We arrived at the campground, set up camp, started a nice fire, and relaxed as the sun set. My sister and I explored the campground in the fading sunlight, running as fast as we could along the dirt roads and through the shrubs that surrounded each site. That night the family sat around the fire and roasted delicious marshmallows. Our faithful dogs, Toby and Lina, waited by our side for the discarded goodies that sometimes slipped off our sticks during the transfer from the fire to our mouths. The embers slowly died with the quiet passing of time, the glint reflected in the eyes of everyone who sat comfortably in chairs around the ring of rocks that marked the fire pit. I blew on the coals, soon after realizing that they only got brighter with the breath that was meant to put them out. This reminded me of God's light in us all, how our strength should be. As our lights are being "put out" by outside forces, we should only grow brighter and stronger in our faith.

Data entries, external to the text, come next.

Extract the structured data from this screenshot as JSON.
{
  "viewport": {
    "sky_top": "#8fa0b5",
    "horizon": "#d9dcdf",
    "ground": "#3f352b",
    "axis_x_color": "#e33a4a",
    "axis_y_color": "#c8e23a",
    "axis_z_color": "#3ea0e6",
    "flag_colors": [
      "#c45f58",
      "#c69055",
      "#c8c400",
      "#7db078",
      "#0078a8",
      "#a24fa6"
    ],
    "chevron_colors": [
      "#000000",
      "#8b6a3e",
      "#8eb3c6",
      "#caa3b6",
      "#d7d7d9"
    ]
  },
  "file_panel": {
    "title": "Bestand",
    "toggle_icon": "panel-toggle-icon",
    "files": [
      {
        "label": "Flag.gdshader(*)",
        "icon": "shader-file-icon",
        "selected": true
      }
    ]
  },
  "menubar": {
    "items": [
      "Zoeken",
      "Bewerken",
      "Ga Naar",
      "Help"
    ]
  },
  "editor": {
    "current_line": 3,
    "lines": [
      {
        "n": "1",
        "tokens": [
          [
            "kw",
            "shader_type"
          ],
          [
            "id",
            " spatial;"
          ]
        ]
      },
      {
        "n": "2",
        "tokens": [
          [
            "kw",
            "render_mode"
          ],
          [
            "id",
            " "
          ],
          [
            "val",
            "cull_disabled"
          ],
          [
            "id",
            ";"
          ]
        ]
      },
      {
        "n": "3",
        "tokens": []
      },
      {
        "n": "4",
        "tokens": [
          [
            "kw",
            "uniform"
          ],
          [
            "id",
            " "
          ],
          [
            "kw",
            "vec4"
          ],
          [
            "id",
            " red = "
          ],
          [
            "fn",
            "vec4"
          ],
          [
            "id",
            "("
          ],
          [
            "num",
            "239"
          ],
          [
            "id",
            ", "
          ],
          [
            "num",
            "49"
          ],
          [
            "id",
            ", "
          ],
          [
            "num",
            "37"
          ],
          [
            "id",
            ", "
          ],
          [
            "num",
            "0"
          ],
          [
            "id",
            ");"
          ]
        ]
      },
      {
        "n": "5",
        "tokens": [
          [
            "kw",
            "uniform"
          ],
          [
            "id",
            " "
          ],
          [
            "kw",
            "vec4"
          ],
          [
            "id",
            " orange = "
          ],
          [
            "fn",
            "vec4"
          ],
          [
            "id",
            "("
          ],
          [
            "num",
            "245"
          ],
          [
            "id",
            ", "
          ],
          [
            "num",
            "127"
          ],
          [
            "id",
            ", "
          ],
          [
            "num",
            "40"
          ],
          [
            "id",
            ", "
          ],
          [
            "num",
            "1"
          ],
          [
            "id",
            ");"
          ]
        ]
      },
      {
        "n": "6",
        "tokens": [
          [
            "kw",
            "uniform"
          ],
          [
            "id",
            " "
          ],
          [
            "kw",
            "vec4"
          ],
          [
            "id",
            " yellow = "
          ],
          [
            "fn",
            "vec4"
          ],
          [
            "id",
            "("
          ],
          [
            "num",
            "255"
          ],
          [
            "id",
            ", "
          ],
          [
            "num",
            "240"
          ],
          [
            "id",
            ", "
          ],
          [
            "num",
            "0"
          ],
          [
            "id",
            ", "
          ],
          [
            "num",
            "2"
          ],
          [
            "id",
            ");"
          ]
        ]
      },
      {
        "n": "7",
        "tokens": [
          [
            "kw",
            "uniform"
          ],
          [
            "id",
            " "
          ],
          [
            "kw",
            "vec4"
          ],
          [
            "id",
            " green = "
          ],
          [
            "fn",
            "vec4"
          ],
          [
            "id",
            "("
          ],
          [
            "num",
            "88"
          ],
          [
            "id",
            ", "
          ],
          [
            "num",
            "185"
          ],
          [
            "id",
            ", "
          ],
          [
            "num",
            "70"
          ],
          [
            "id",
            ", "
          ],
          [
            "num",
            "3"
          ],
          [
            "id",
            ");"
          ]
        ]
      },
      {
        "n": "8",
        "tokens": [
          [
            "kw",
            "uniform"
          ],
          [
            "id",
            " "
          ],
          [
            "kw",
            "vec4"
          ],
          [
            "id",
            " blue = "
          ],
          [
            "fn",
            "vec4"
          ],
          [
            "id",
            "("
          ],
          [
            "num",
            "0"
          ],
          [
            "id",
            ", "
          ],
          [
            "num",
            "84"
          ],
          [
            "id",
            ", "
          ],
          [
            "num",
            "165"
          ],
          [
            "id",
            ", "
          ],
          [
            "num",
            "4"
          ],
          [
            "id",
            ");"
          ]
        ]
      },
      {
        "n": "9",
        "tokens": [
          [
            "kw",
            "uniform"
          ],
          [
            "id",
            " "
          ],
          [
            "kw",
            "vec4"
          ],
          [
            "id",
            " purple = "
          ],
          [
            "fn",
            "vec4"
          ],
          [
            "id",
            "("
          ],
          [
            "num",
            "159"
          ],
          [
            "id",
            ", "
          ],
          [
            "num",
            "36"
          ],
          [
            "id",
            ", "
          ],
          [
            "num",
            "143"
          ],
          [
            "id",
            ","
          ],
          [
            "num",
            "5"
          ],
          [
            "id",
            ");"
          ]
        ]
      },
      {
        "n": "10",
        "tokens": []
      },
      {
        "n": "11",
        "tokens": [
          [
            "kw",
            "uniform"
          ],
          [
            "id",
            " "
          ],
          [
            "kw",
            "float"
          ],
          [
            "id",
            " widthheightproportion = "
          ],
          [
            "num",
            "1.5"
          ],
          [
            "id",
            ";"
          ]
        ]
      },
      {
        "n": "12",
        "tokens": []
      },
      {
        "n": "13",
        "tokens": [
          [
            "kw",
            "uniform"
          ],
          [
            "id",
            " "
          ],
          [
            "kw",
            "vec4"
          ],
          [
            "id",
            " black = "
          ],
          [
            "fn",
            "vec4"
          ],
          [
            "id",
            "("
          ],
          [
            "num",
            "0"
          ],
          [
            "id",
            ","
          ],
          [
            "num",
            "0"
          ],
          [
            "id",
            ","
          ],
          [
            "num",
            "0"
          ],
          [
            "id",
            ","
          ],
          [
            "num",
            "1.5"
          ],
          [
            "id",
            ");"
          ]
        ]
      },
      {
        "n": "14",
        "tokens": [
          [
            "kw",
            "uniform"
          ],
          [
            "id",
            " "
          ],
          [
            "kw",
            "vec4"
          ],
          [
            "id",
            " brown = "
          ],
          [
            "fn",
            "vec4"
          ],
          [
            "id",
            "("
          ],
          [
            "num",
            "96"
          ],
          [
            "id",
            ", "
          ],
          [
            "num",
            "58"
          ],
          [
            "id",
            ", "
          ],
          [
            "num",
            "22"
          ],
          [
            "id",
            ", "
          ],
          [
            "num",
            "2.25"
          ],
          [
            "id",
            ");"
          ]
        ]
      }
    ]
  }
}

Eventually the moon was high in the sky, telling us it was time for bed. I crawled into my tent that I shared with my sister and fell into a satisfied slumber while the crickets sang us to sleep.
The next morning we woke up to a hot Arizona morning that was especially made for hiking. There are only two temperatures in the desert... hot and cold; this day was definitely going to be hot. We put on our fanny packs (which, at the time, was a new and cool thing for me), got our water and sunscreen ready, and headed off to the find the trail. The trail opened at a twisty gate built to keep the wild burros out of the campground. A huge saguaro cactus greeted us as we began our journey to the bottom of the trail. The path led to a pretty little creek with a swimming pool. We eagerly jumped into the cool water, a nice refreshment from the desert heat.
After a while of playing here we got bored and decided to follow the creek up stream. In the distance there was a huge bridge built over the canyon, we made it our goal to hike to the point underneath the bridge.
As we traveled up stream, the foliage began to get more and more lush. Soon we reached another waterhole that was divided by a huge log and a lot of rocks. The shaded side looked like a scene from a fairytale, water flowed out of rocks and vines snaked up the wet the canyon wall. We crawled across on the rocks to explore this mysterious side. Bees buzzed angrily in the smaller side canyons as I tried to explore them too, I gave up and returned to the water's edge.
Small colorful fish swam near the top of the clear water and dark green moss coated the rocks just below the surface.
Even though this spot seemed perfect, we were still not under the bridge. So off we went, leaving the fairytale setting behind us, back into the sun and hiking over sun dried rocks. After a while we finally made it to the overpass. I remember it looming above us, cars driving across with no clue to the beauty that lay just below them.
As we sat there, we saw another swimming hole close to us, this one being the biggest and deepest of them all. There was a huge rock that provided the perfect place to jump off into the blue water. We swam for what seemed like hours. I went to the other side, being the explorer that I am, and hiked up a little farther. This way was just filled with hot sand and weeds, so I went back.
Oh, but what is a good hike without an injury? I tried to pull my dog, Lina, into the water but only managed to scrape my heel on a sharp rock. This later turned into an infection that began to snake it's way up my leg... but I won't get into that now, this story is already long enough.
The hike back to camp was not as fun as the hike there, the return trips always seem twice as long. We ran out of drinkable water, the dogs chased some cows and calves that were wandering around, and my heel was bleeding and painful from the scrape. Being young and whiny (you know, those early tween years) I'm sure my sister and I were not very pleasant companions for my parents. We did make it back to camp though, fairly safe and sound.
Also, it is rumored that there are wild horses in this area. I'm pretty sure I saw a wild black mustang and most of my time there was spent in search of it.
Burro Creek is a magical place and I hope to go back again someday.